- EXERCISE PROMPT -
The listing that follows should be copied in full, exactly as written.
----
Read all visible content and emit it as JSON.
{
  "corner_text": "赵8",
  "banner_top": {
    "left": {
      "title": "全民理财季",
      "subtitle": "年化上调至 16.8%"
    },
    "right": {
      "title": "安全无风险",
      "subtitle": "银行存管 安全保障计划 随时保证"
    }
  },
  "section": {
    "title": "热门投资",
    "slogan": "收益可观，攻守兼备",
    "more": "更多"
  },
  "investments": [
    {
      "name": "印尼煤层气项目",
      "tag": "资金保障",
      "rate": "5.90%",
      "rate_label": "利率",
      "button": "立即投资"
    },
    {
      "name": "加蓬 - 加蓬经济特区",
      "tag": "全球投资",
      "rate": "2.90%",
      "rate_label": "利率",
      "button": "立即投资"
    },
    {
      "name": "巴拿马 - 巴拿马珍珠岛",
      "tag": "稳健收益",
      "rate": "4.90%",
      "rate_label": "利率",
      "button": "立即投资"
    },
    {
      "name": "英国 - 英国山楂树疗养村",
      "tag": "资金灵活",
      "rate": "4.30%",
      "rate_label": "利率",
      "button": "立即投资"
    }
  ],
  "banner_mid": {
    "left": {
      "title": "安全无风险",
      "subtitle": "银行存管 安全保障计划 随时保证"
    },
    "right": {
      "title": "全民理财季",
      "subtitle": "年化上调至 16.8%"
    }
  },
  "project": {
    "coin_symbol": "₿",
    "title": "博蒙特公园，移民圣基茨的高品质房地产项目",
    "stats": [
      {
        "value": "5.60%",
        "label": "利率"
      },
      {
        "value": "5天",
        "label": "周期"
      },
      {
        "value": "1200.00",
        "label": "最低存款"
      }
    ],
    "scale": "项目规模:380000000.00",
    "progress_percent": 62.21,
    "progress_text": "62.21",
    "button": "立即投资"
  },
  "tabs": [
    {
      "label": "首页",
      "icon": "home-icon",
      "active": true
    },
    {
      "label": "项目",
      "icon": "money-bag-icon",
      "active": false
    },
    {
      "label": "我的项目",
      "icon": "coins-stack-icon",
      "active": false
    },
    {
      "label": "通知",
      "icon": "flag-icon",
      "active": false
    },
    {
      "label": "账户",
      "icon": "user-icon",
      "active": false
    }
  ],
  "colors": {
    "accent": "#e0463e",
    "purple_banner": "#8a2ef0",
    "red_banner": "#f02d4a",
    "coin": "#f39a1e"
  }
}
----
- RESPONSE TO THE TASK -
Read all visible content and emit it as JSON.
{
  "corner_text": "赵8",
  "banner_top": {
    "left": {
      "title": "全民理财季",
      "subtitle": "年化上调至 16.8%"
    },
    "right": {
      "title": "安全无风险",
      "subtitle": "银行存管 安全保障计划 随时保证"
    }
  },
  "section": {
    "title": "热门投资",
    "slogan": "收益可观，攻守兼备",
    "more": "更多"
  },
  "investments": [
    {
      "name": "印尼煤层气项目",
      "tag": "资金保障",
      "rate": "5.90%",
      "rate_label": "利率",
      "button": "立即投资"
    },
    {
      "name": "加蓬 - 加蓬经济特区",
      "tag": "全球投资",
      "rate": "2.90%",
      "rate_label": "利率",
      "button": "立即投资"
    },
    {
      "name": "巴拿马 - 巴拿马珍珠岛",
      "tag": "稳健收益",
      "rate": "4.90%",
      "rate_label": "利率",
      "button": "立即投资"
    },
    {
      "name": "英国 - 英国山楂树疗养村",
      "tag": "资金灵活",
      "rate": "4.30%",
      "rate_label": "利率",
      "button": "立即投资"
    }
  ],
  "banner_mid": {
    "left": {
      "title": "安全无风险",
      "subtitle": "银行存管 安全保障计划 随时保证"
    },
    "right": {
      "title": "全民理财季",
      "subtitle": "年化上调至 16.8%"
    }
  },
  "project": {
    "coin_symbol": "₿",
    "title": "博蒙特公园，移民圣基茨的高品质房地产项目",
    "stats": [
      {
        "value": "5.60%",
        "label": "利率"
      },
      {
        "value": "5天",
        "label": "周期"
      },
      {
        "value": "1200.00",
        "label": "最低存款"
      }
    ],
    "scale": "项目规模:380000000.00",
    "progress_percent": 62.21,
    "progress_text": "62.21",
    "button": "立即投资"
  },
  "tabs": [
    {
      "label": "首页",
      "icon": "home-icon",
      "active": true
    },
    {
      "label": "项目",
      "icon": "money-bag-icon",
      "active": false
    },
    {
      "label": "我的项目",
      "icon": "coins-stack-icon",
      "active": false
    },
    {
      "label": "通知",
      "icon": "flag-icon",
      "active": false
    },
    {
      "label": "账户",
      "icon": "user-icon",
      "active": false
    }
  ],
  "colors": {
    "accent": "#e0463e",
    "purple_banner": "#8a2ef0",
    "red_banner": "#f02d4a",
    "coin": "#f39a1e"
  }
}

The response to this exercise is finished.